■ Exercise details
Restate all the data word for word, leaving nothing out.

■ Material for the task
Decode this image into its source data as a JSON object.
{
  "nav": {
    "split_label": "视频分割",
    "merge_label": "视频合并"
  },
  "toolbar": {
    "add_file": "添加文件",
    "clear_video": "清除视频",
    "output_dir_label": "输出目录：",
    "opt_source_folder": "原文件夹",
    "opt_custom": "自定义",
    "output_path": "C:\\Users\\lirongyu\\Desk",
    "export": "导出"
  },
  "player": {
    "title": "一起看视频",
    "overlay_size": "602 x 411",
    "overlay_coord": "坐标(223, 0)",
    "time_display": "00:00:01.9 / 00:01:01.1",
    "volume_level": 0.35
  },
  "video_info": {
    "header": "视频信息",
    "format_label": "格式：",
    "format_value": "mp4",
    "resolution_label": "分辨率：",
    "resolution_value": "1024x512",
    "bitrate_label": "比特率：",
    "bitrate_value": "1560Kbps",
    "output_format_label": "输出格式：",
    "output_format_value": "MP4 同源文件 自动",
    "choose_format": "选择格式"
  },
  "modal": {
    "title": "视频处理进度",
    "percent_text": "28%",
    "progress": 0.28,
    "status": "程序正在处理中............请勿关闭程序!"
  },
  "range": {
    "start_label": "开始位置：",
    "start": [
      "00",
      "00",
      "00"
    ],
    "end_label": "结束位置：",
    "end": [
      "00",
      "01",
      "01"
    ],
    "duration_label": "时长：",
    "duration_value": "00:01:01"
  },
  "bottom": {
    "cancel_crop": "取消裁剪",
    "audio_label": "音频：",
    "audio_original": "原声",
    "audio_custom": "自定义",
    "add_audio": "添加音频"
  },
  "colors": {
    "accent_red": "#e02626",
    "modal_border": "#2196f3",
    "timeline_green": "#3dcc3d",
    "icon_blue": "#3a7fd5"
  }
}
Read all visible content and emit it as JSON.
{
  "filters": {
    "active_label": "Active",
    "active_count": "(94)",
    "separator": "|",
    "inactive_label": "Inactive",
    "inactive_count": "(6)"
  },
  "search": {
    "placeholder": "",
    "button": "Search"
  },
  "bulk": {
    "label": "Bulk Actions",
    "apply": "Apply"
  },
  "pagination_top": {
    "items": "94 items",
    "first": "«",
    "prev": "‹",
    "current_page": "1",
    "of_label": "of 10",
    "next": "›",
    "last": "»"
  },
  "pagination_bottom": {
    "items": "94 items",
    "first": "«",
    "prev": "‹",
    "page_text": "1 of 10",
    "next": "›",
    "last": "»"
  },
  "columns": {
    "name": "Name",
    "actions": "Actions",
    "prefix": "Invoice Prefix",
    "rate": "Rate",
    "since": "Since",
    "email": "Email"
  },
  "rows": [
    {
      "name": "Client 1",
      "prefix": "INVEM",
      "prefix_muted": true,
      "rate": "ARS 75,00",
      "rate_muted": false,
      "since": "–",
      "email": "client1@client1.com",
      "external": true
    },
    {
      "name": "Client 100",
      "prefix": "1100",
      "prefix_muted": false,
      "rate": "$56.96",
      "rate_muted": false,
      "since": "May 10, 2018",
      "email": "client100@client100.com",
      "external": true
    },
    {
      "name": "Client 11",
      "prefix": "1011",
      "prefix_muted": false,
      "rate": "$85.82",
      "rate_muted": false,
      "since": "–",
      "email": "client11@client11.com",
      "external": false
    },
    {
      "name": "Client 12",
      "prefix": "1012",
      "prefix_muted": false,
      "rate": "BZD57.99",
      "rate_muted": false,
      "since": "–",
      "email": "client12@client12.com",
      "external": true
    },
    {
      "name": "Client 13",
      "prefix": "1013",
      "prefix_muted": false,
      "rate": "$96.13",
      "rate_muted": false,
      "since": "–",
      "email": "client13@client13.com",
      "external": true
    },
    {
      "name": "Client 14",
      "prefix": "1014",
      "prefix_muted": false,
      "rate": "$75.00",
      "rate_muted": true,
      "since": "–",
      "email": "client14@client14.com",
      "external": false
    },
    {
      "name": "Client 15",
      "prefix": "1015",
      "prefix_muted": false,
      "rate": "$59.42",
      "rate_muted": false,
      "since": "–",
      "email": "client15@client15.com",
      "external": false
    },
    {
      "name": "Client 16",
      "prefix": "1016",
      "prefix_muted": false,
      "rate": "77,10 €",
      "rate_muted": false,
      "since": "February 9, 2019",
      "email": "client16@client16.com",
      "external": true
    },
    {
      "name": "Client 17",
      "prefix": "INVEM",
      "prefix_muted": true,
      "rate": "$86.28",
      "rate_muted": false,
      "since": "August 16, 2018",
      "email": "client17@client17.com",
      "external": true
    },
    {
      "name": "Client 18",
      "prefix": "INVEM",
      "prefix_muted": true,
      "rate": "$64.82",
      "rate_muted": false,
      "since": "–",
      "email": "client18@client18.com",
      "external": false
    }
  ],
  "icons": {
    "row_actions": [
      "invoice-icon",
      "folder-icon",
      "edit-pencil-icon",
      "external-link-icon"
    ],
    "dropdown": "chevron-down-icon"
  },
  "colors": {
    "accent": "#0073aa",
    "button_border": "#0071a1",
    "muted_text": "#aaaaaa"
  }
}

■ Your solution
Decode this image into its source data as a JSON object.
{
  "nav": {
    "split_label": "视频分割",
    "merge_label": "视频合并"
  },
  "toolbar": {
    "add_file": "添加文件",
    "clear_video": "清除视频",
    "output_dir_label": "输出目录：",
    "opt_source_folder": "原文件夹",
    "opt_custom": "自定义",
    "output_path": "C:\\Users\\lirongyu\\Desk",
    "export": "导出"
  },
  "player": {
    "title": "一起看视频",
    "overlay_size": "602 x 411",
    "overlay_coord": "坐标(223, 0)",
    "time_display": "00:00:01.9 / 00:01:01.1",
    "volume_level": 0.35
  },
  "video_info": {
    "header": "视频信息",
    "format_label": "格式：",
    "format_value": "mp4",
    "resolution_label": "分辨率：",
    "resolution_value": "1024x512",
    "bitrate_label": "比特率：",
    "bitrate_value": "1560Kbps",
    "output_format_label": "输出格式：",
    "output_format_value": "MP4 同源文件 自动",
    "choose_format": "选择格式"
  },
  "modal": {
    "title": "视频处理进度",
    "percent_text": "28%",
    "progress": 0.28,
    "status": "程序正在处理中............请勿关闭程序!"
  },
  "range": {
    "start_label": "开始位置：",
    "start": [
      "00",
      "00",
      "00"
    ],
    "end_label": "结束位置：",
    "end": [
      "00",
      "01",
      "01"
    ],
    "duration_label": "时长：",
    "duration_value": "00:01:01"
  },
  "bottom": {
    "cancel_crop": "取消裁剪",
    "audio_label": "音频：",
    "audio_original": "原声",
    "audio_custom": "自定义",
    "add_audio": "添加音频"
  },
  "colors": {
    "accent_red": "#e02626",
    "modal_border": "#2196f3",
    "timeline_green": "#3dcc3d",
    "icon_blue": "#3a7fd5"
  }
}
Read all visible content and emit it as JSON.
{
  "filters": {
    "active_label": "Active",
    "active_count": "(94)",
    "separator": "|",
    "inactive_label": "Inactive",
    "inactive_count": "(6)"
  },
  "search": {
    "placeholder": "",
    "button": "Search"
  },
  "bulk": {
    "label": "Bulk Actions",
    "apply": "Apply"
  },
  "pagination_top": {
    "items": "94 items",
    "first": "«",
    "prev": "‹",
    "current_page": "1",
    "of_label": "of 10",
    "next": "›",
    "last": "»"
  },
  "pagination_bottom": {
    "items": "94 items",
    "first": "«",
    "prev": "‹",
    "page_text": "1 of 10",
    "next": "›",
    "last": "»"
  },
  "columns": {
    "name": "Name",
    "actions": "Actions",
    "prefix": "Invoice Prefix",
    "rate": "Rate",
    "since": "Since",
    "email": "Email"
  },
  "rows": [
    {
      "name": "Client 1",
      "prefix": "INVEM",
      "prefix_muted": true,
      "rate": "ARS 75,00",
      "rate_muted": false,
      "since": "–",
      "email": "client1@client1.com",
      "external": true
    },
    {
      "name": "Client 100",
      "prefix": "1100",
      "prefix_muted": false,
      "rate": "$56.96",
      "rate_muted": false,
      "since": "May 10, 2018",
      "email": "client100@client100.com",
      "external": true
    },
    {
      "name": "Client 11",
      "prefix": "1011",
      "prefix_muted": false,
      "rate": "$85.82",
      "rate_muted": false,
      "since": "–",
      "email": "client11@client11.com",
      "external": false
    },
    {
      "name": "Client 12",
      "prefix": "1012",
      "prefix_muted": false,
      "rate": "BZD57.99",
      "rate_muted": false,
      "since": "–",
      "email": "client12@client12.com",
      "external": true
    },
    {
      "name": "Client 13",
      "prefix": "1013",
      "prefix_muted": false,
      "rate": "$96.13",
      "rate_muted": false,
      "since": "–",
      "email": "client13@client13.com",
      "external": true
    },
    {
      "name": "Client 14",
      "prefix": "1014",
      "prefix_muted": false,
      "rate": "$75.00",
      "rate_muted": true,
      "since": "–",
      "email": "client14@client14.com",
      "external": false
    },
    {
      "name": "Client 15",
      "prefix": "1015",
      "prefix_muted": false,
      "rate": "$59.42",
      "rate_muted": false,
      "since": "–",
      "email": "client15@client15.com",
      "external": false
    },
    {
      "name": "Client 16",
      "prefix": "1016",
      "prefix_muted": false,
      "rate": "77,10 €",
      "rate_muted": false,
      "since": "February 9, 2019",
      "email": "client16@client16.com",
      "external": true
    },
    {
      "name": "Client 17",
      "prefix": "INVEM",
      "prefix_muted": true,
      "rate": "$86.28",
      "rate_muted": false,
      "since": "August 16, 2018",
      "email": "client17@client17.com",
      "external": true
    },
    {
      "name": "Client 18",
      "prefix": "INVEM",
      "prefix_muted": true,
      "rate": "$64.82",
      "rate_muted": false,
      "since": "–",
      "email": "client18@client18.com",
      "external": false
    }
  ],
  "icons": {
    "row_actions": [
      "invoice-icon",
      "folder-icon",
      "edit-pencil-icon",
      "external-link-icon"
    ],
    "dropdown": "chevron-down-icon"
  },
  "colors": {
    "accent": "#0073aa",
    "button_border": "#0071a1",
    "muted_text": "#aaaaaa"
  }
}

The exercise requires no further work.